What is needed is an exact copy of every entry below, minus the images.

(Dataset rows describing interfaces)
----

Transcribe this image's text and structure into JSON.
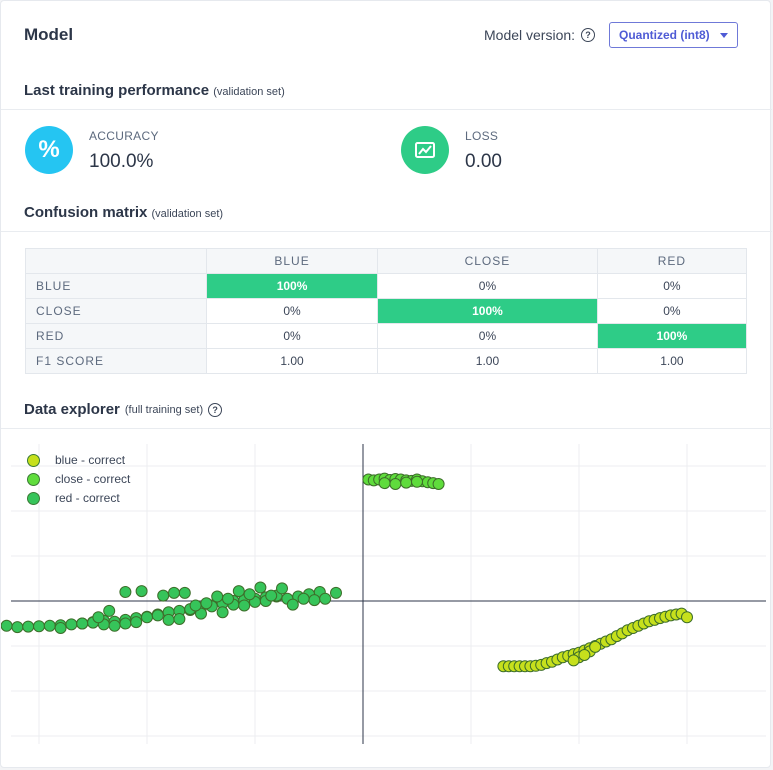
{
  "header": {
    "title": "Model",
    "version_label": "Model version:",
    "version_value": "Quantized (int8)"
  },
  "performance": {
    "title": "Last training performance",
    "subtitle": "(validation set)",
    "accuracy": {
      "label": "ACCURACY",
      "value": "100.0%",
      "icon": "percent-icon",
      "color": "#25c5f2"
    },
    "loss": {
      "label": "LOSS",
      "value": "0.00",
      "icon": "chart-icon",
      "color": "#2ecc87"
    }
  },
  "confusion": {
    "title": "Confusion matrix",
    "subtitle": "(validation set)",
    "columns": [
      "BLUE",
      "CLOSE",
      "RED"
    ],
    "rows": [
      {
        "label": "BLUE",
        "cells": [
          "100%",
          "0%",
          "0%"
        ]
      },
      {
        "label": "CLOSE",
        "cells": [
          "0%",
          "100%",
          "0%"
        ]
      },
      {
        "label": "RED",
        "cells": [
          "0%",
          "0%",
          "100%"
        ]
      },
      {
        "label": "F1 SCORE",
        "cells": [
          "1.00",
          "1.00",
          "1.00"
        ]
      }
    ],
    "highlight_color": "#2ecc87"
  },
  "explorer": {
    "title": "Data explorer",
    "subtitle": "(full training set)",
    "legend": [
      {
        "label": "blue - correct",
        "color": "#c6e01c"
      },
      {
        "label": "close - correct",
        "color": "#5fdc3c"
      },
      {
        "label": "red - correct",
        "color": "#36c45a"
      }
    ]
  },
  "chart_data": {
    "type": "scatter",
    "xlim": [
      -3.2,
      3.8
    ],
    "ylim": [
      -3.2,
      3.5
    ],
    "grid": true,
    "legend_position": "top-left",
    "series": [
      {
        "name": "blue - correct",
        "color": "#c6e01c",
        "x": [
          1.3,
          1.35,
          1.4,
          1.45,
          1.5,
          1.55,
          1.6,
          1.65,
          1.7,
          1.75,
          1.8,
          1.85,
          1.9,
          1.95,
          2.0,
          2.05,
          2.1,
          2.15,
          2.2,
          2.25,
          2.3,
          2.35,
          2.4,
          2.45,
          2.5,
          2.55,
          2.6,
          2.65,
          2.7,
          2.75,
          2.8,
          2.85,
          2.9,
          2.95,
          3.0,
          2.0,
          2.1,
          1.95,
          2.05,
          2.15
        ],
        "y": [
          -1.45,
          -1.45,
          -1.45,
          -1.45,
          -1.45,
          -1.45,
          -1.44,
          -1.42,
          -1.38,
          -1.35,
          -1.3,
          -1.25,
          -1.22,
          -1.18,
          -1.15,
          -1.1,
          -1.05,
          -1.0,
          -0.95,
          -0.9,
          -0.85,
          -0.78,
          -0.72,
          -0.65,
          -0.6,
          -0.55,
          -0.5,
          -0.45,
          -0.42,
          -0.38,
          -0.35,
          -0.32,
          -0.3,
          -0.28,
          -0.36,
          -1.25,
          -1.12,
          -1.32,
          -1.2,
          -1.02
        ]
      },
      {
        "name": "close - correct",
        "color": "#5fdc3c",
        "x": [
          0.05,
          0.1,
          0.15,
          0.2,
          0.25,
          0.3,
          0.35,
          0.4,
          0.45,
          0.5,
          0.55,
          0.6,
          0.65,
          0.7,
          0.2,
          0.3,
          0.4,
          0.5
        ],
        "y": [
          2.7,
          2.68,
          2.7,
          2.72,
          2.69,
          2.71,
          2.7,
          2.68,
          2.67,
          2.7,
          2.66,
          2.64,
          2.62,
          2.6,
          2.62,
          2.6,
          2.63,
          2.65
        ]
      },
      {
        "name": "red - correct",
        "color": "#36c45a",
        "x": [
          -3.3,
          -3.2,
          -3.1,
          -3.0,
          -2.9,
          -2.8,
          -2.7,
          -2.6,
          -2.5,
          -2.4,
          -2.3,
          -2.2,
          -2.1,
          -2.0,
          -1.9,
          -1.8,
          -1.7,
          -1.6,
          -1.5,
          -1.4,
          -1.3,
          -1.2,
          -1.1,
          -1.0,
          -0.9,
          -0.8,
          -0.7,
          -0.6,
          -0.5,
          -0.4,
          -2.5,
          -2.4,
          -2.3,
          -2.2,
          -2.1,
          -2.0,
          -1.9,
          -1.8,
          -1.7,
          -1.6,
          -1.5,
          -1.4,
          -1.3,
          -1.2,
          -1.1,
          -1.0,
          -0.9,
          -0.8,
          -2.8,
          -2.6,
          -2.45,
          -2.35,
          -1.85,
          -1.65,
          -1.45,
          -1.25,
          -1.05,
          -0.85,
          -0.65,
          -0.45,
          -0.35,
          -2.2,
          -2.05,
          -1.75,
          -1.55,
          -1.35,
          -1.15,
          -0.95,
          -0.75,
          -0.55,
          -0.25
        ],
        "y": [
          -0.55,
          -0.58,
          -0.57,
          -0.56,
          -0.55,
          -0.54,
          -0.52,
          -0.5,
          -0.47,
          -0.44,
          -0.46,
          -0.42,
          -0.38,
          -0.35,
          -0.3,
          -0.25,
          -0.22,
          -0.2,
          -0.15,
          -0.1,
          -0.05,
          0.0,
          0.02,
          0.05,
          0.08,
          0.1,
          0.05,
          0.1,
          0.15,
          0.2,
          -0.48,
          -0.52,
          -0.55,
          -0.5,
          -0.47,
          -0.36,
          -0.32,
          -0.42,
          -0.4,
          -0.18,
          -0.28,
          -0.12,
          -0.25,
          -0.08,
          -0.1,
          -0.02,
          0.0,
          0.12,
          -0.6,
          -0.5,
          -0.36,
          -0.22,
          0.12,
          0.18,
          -0.05,
          0.05,
          0.15,
          0.12,
          -0.08,
          0.02,
          0.05,
          0.2,
          0.22,
          0.18,
          -0.1,
          0.1,
          0.22,
          0.3,
          0.28,
          0.05,
          0.18
        ]
      }
    ]
  }
}
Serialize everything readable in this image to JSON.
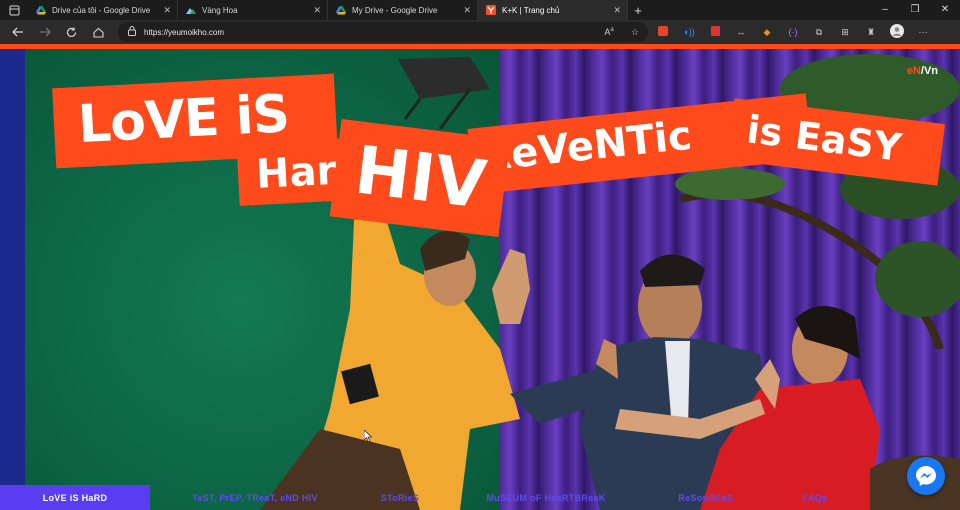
{
  "browser": {
    "tabs": [
      {
        "title": "Drive của tôi - Google Drive",
        "icon": "google-drive-icon",
        "active": false
      },
      {
        "title": "Vàng Hoa",
        "icon": "site-icon",
        "active": false
      },
      {
        "title": "My Drive - Google Drive",
        "icon": "google-drive-icon",
        "active": false
      },
      {
        "title": "K+K | Trang chủ",
        "icon": "yeumoikho-icon",
        "active": true
      }
    ],
    "new_tab": "+",
    "url": "https://yeumoikho.com",
    "window_controls": [
      "–",
      "❐",
      "✕"
    ]
  },
  "hero": {
    "lang_en": "eN",
    "lang_sep": "/",
    "lang_vn": "Vn",
    "banner_1": "LoVE iS",
    "banner_2": "Har",
    "banner_3": "ReVeNTic",
    "banner_4": "is EaSY",
    "banner_5": "HIV"
  },
  "bottom_nav": [
    {
      "label": "LoVE iS HaRD",
      "active": true
    },
    {
      "label": "TeST, PrEP, TReaT, eND HIV",
      "active": false
    },
    {
      "label": "SToRieS",
      "active": false
    },
    {
      "label": "MuSEUM oF HeaRTBReaK",
      "active": false
    },
    {
      "label": "ReSouRCeS",
      "active": false
    },
    {
      "label": "FAQs",
      "active": false
    }
  ],
  "colors": {
    "accent": "#ff4a1c",
    "nav_text": "#5d4bf0",
    "nav_active_bg": "#5a3df0",
    "messenger": "#1877f2"
  }
}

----

• _SOLUTION TO THIS EXERCISE_:
Transcribe this image's text and structure into JSON.
{
  "header": {
    "title": "Model",
    "version_label": "Model version:",
    "version_value": "Quantized (int8)"
  },
  "performance": {
    "title": "Last training performance",
    "subtitle": "(validation set)",
    "accuracy": {
      "label": "ACCURACY",
      "value": "100.0%",
      "icon": "percent-icon",
      "color": "#25c5f2"
    },
    "loss": {
      "label": "LOSS",
      "value": "0.00",
      "icon": "chart-icon",
      "color": "#2ecc87"
    }
  },
  "confusion": {
    "title": "Confusion matrix",
    "subtitle": "(validation set)",
    "columns": [
      "BLUE",
      "CLOSE",
      "RED"
    ],
    "rows": [
      {
        "label": "BLUE",
        "cells": [
          "100%",
          "0%",
          "0%"
        ]
      },
      {
        "label": "CLOSE",
        "cells": [
          "0%",
          "100%",
          "0%"
        ]
      },
      {
        "label": "RED",
        "cells": [
          "0%",
          "0%",
          "100%"
        ]
      },
      {
        "label": "F1 SCORE",
        "cells": [
          "1.00",
          "1.00",
          "1.00"
        ]
      }
    ],
    "highlight_color": "#2ecc87"
  },
  "explorer": {
    "title": "Data explorer",
    "subtitle": "(full training set)",
    "legend": [
      {
        "label": "blue - correct",
        "color": "#c6e01c"
      },
      {
        "label": "close - correct",
        "color": "#5fdc3c"
      },
      {
        "label": "red - correct",
        "color": "#36c45a"
      }
    ]
  },
  "chart_data": {
    "type": "scatter",
    "xlim": [
      -3.2,
      3.8
    ],
    "ylim": [
      -3.2,
      3.5
    ],
    "grid": true,
    "legend_position": "top-left",
    "series": [
      {
        "name": "blue - correct",
        "color": "#c6e01c",
        "x": [
          1.3,
          1.35,
          1.4,
          1.45,
          1.5,
          1.55,
          1.6,
          1.65,
          1.7,
          1.75,
          1.8,
          1.85,
          1.9,
          1.95,
          2.0,
          2.05,
          2.1,
          2.15,
          2.2,
          2.25,
          2.3,
          2.35,
          2.4,
          2.45,
          2.5,
          2.55,
          2.6,
          2.65,
          2.7,
          2.75,
          2.8,
          2.85,
          2.9,
          2.95,
          3.0,
          2.0,
          2.1,
          1.95,
          2.05,
          2.15
        ],
        "y": [
          -1.45,
          -1.45,
          -1.45,
          -1.45,
          -1.45,
          -1.45,
          -1.44,
          -1.42,
          -1.38,
          -1.35,
          -1.3,
          -1.25,
          -1.22,
          -1.18,
          -1.15,
          -1.1,
          -1.05,
          -1.0,
          -0.95,
          -0.9,
          -0.85,
          -0.78,
          -0.72,
          -0.65,
          -0.6,
          -0.55,
          -0.5,
          -0.45,
          -0.42,
          -0.38,
          -0.35,
          -0.32,
          -0.3,
          -0.28,
          -0.36,
          -1.25,
          -1.12,
          -1.32,
          -1.2,
          -1.02
        ]
      },
      {
        "name": "close - correct",
        "color": "#5fdc3c",
        "x": [
          0.05,
          0.1,
          0.15,
          0.2,
          0.25,
          0.3,
          0.35,
          0.4,
          0.45,
          0.5,
          0.55,
          0.6,
          0.65,
          0.7,
          0.2,
          0.3,
          0.4,
          0.5
        ],
        "y": [
          2.7,
          2.68,
          2.7,
          2.72,
          2.69,
          2.71,
          2.7,
          2.68,
          2.67,
          2.7,
          2.66,
          2.64,
          2.62,
          2.6,
          2.62,
          2.6,
          2.63,
          2.65
        ]
      },
      {
        "name": "red - correct",
        "color": "#36c45a",
        "x": [
          -3.3,
          -3.2,
          -3.1,
          -3.0,
          -2.9,
          -2.8,
          -2.7,
          -2.6,
          -2.5,
          -2.4,
          -2.3,
          -2.2,
          -2.1,
          -2.0,
          -1.9,
          -1.8,
          -1.7,
          -1.6,
          -1.5,
          -1.4,
          -1.3,
          -1.2,
          -1.1,
          -1.0,
          -0.9,
          -0.8,
          -0.7,
          -0.6,
          -0.5,
          -0.4,
          -2.5,
          -2.4,
          -2.3,
          -2.2,
          -2.1,
          -2.0,
          -1.9,
          -1.8,
          -1.7,
          -1.6,
          -1.5,
          -1.4,
          -1.3,
          -1.2,
          -1.1,
          -1.0,
          -0.9,
          -0.8,
          -2.8,
          -2.6,
          -2.45,
          -2.35,
          -1.85,
          -1.65,
          -1.45,
          -1.25,
          -1.05,
          -0.85,
          -0.65,
          -0.45,
          -0.35,
          -2.2,
          -2.05,
          -1.75,
          -1.55,
          -1.35,
          -1.15,
          -0.95,
          -0.75,
          -0.55,
          -0.25
        ],
        "y": [
          -0.55,
          -0.58,
          -0.57,
          -0.56,
          -0.55,
          -0.54,
          -0.52,
          -0.5,
          -0.47,
          -0.44,
          -0.46,
          -0.42,
          -0.38,
          -0.35,
          -0.3,
          -0.25,
          -0.22,
          -0.2,
          -0.15,
          -0.1,
          -0.05,
          0.0,
          0.02,
          0.05,
          0.08,
          0.1,
          0.05,
          0.1,
          0.15,
          0.2,
          -0.48,
          -0.52,
          -0.55,
          -0.5,
          -0.47,
          -0.36,
          -0.32,
          -0.42,
          -0.4,
          -0.18,
          -0.28,
          -0.12,
          -0.25,
          -0.08,
          -0.1,
          -0.02,
          0.0,
          0.12,
          -0.6,
          -0.5,
          -0.36,
          -0.22,
          0.12,
          0.18,
          -0.05,
          0.05,
          0.15,
          0.12,
          -0.08,
          0.02,
          0.05,
          0.2,
          0.22,
          0.18,
          -0.1,
          0.1,
          0.22,
          0.3,
          0.28,
          0.05,
          0.18
        ]
      }
    ]
  }
}
Serialize everything readable in this image to JSON.
{
  "browser": {
    "tabs": [
      {
        "title": "Drive của tôi - Google Drive",
        "icon": "google-drive-icon",
        "active": false
      },
      {
        "title": "Vàng Hoa",
        "icon": "site-icon",
        "active": false
      },
      {
        "title": "My Drive - Google Drive",
        "icon": "google-drive-icon",
        "active": false
      },
      {
        "title": "K+K | Trang chủ",
        "icon": "yeumoikho-icon",
        "active": true
      }
    ],
    "new_tab": "+",
    "url": "https://yeumoikho.com",
    "window_controls": [
      "–",
      "❐",
      "✕"
    ]
  },
  "hero": {
    "lang_en": "eN",
    "lang_sep": "/",
    "lang_vn": "Vn",
    "banner_1": "LoVE iS",
    "banner_2": "Har",
    "banner_3": "ReVeNTic",
    "banner_4": "is EaSY",
    "banner_5": "HIV"
  },
  "bottom_nav": [
    {
      "label": "LoVE iS HaRD",
      "active": true
    },
    {
      "label": "TeST, PrEP, TReaT, eND HIV",
      "active": false
    },
    {
      "label": "SToRieS",
      "active": false
    },
    {
      "label": "MuSEUM oF HeaRTBReaK",
      "active": false
    },
    {
      "label": "ReSouRCeS",
      "active": false
    },
    {
      "label": "FAQs",
      "active": false
    }
  ],
  "colors": {
    "accent": "#ff4a1c",
    "nav_text": "#5d4bf0",
    "nav_active_bg": "#5a3df0",
    "messenger": "#1877f2"
  }
}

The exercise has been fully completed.